Following concerted pressure from banks, the finance ministry has agreed to consider a proposal to reduce the lock-in period for bank deposit eligible for tax rebate to three years from five years, even though it goes against the spirit of the Direct Tax Code. If this proposal finds it way into next months budget, it will make bank fixed deposits, which currently fetch an annual return more than 9%, an attractive savings option for individuals, and bring them on par with equitylinked tax saving schemes of mutual funds and tax-free bonds.
Among the list of demands submitted by the banks and financial institutions in their pre-budget meeting with the Finance Minister, some proposals have been short listed for further deliberations, this is one of them, said a senior finance ministry. In their pre-budget meeting with FM Pranab Mukherjee, bank officials had emphasized the need to mobilise more deposits to meet the rising credit needs of the economy and pointed out that only a third of the countrys savings of 32% of GDP are intermediated through banks.
High interest rates have helped banks raise more fixed deposits but once rates begin to decline, a shorter lock- in period will help arrest the decline in mobilization and discourage depositors from switching to other options. As compared to other sources, fixed deposits constitute low-cost funds. They enable banks to access funds at cheaper rates, and pass them on to borrowers relatively cheaply as well. This helps in lowering interest rates in the entire system, said executive director of a state run bank.
Financial planners say a shorter lock-in period for fixed deposits will help meet the needs of retired and risk averse investors. The risk averse investor category will benefit the most. Investor who earlier used equity-linked savings scheme or the Public Provident Fund (PPF) route will also find fixed deposits an attractive option said Charul Shah, a certified financial planner and director at Greshma Wealth Advisors.
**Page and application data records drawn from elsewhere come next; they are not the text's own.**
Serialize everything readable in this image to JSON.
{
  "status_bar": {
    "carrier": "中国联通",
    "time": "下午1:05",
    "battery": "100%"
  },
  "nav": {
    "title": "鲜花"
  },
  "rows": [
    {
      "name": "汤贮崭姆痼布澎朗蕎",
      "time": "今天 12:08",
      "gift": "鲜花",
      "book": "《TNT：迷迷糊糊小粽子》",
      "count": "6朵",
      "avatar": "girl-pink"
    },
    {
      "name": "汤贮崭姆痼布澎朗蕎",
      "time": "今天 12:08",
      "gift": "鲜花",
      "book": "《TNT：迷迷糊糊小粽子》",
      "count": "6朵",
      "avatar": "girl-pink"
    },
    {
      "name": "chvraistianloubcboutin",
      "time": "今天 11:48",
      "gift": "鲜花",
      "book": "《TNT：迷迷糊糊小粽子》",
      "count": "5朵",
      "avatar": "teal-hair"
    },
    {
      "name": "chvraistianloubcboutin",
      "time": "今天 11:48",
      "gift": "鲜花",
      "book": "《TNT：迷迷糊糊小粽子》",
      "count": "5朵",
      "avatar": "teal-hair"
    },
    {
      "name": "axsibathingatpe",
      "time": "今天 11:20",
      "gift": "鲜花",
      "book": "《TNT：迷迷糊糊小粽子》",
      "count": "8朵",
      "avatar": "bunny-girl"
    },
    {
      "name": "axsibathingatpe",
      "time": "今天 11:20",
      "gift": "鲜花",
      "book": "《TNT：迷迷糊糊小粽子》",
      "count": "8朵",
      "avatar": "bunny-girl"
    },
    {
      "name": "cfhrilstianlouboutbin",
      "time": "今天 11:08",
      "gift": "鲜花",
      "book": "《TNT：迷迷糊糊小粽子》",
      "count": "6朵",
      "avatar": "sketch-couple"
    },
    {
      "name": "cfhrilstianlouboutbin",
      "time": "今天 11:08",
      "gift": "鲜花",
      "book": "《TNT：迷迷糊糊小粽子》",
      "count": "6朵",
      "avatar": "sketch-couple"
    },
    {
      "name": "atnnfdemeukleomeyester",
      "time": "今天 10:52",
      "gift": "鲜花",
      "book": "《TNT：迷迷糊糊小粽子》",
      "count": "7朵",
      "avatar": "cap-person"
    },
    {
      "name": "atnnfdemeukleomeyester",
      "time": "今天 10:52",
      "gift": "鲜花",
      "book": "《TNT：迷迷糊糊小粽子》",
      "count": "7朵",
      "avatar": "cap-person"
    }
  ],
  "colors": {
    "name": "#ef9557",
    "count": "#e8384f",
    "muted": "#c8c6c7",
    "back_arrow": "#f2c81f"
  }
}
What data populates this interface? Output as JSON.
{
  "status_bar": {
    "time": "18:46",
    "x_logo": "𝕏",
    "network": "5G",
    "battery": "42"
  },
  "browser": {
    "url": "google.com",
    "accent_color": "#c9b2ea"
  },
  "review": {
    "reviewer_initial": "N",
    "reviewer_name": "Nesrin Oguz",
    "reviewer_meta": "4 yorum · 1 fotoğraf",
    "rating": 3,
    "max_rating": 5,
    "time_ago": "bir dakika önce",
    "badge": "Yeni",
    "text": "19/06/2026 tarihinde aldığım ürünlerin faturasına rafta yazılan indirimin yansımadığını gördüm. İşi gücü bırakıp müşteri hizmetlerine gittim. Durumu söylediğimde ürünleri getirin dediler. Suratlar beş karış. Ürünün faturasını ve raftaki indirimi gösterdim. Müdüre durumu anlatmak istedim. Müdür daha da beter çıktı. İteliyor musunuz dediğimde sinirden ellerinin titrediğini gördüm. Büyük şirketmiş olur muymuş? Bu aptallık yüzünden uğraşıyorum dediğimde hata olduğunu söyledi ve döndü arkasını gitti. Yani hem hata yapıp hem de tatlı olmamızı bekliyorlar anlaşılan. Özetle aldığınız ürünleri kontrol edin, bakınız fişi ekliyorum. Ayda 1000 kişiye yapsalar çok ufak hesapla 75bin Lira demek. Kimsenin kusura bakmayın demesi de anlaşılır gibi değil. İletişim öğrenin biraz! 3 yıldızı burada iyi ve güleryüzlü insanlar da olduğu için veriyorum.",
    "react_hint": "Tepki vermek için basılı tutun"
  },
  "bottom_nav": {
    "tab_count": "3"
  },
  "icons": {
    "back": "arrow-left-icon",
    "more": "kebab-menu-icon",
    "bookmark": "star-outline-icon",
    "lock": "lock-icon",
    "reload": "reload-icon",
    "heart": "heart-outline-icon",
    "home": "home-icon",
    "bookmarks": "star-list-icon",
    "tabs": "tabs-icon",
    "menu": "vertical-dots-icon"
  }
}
Under current rules, investments upto. 1 lakh in specified schemes is eligible for tax rebate under section 80C of the Income Tax. These schemes include various post office schemes, bank deposits, life insurance and equitylinked savings schemes. The lockin period of these schemes varies. For instance, in the case of ELSS the lock-in period is three years, but for bank deposits it is five years. But tax experts say that the proposal goes against the spirit of the DTC, which has restricted tax incentives to long-term savings. Such exemption makes no sense if the government is serious about implementing Direct Tax Code from April. Only public provident fund, EPF and new pension scheme will stand eligible for tax benefits, said Dhirendra Kumar, mutual fund expert and CEO of Value Research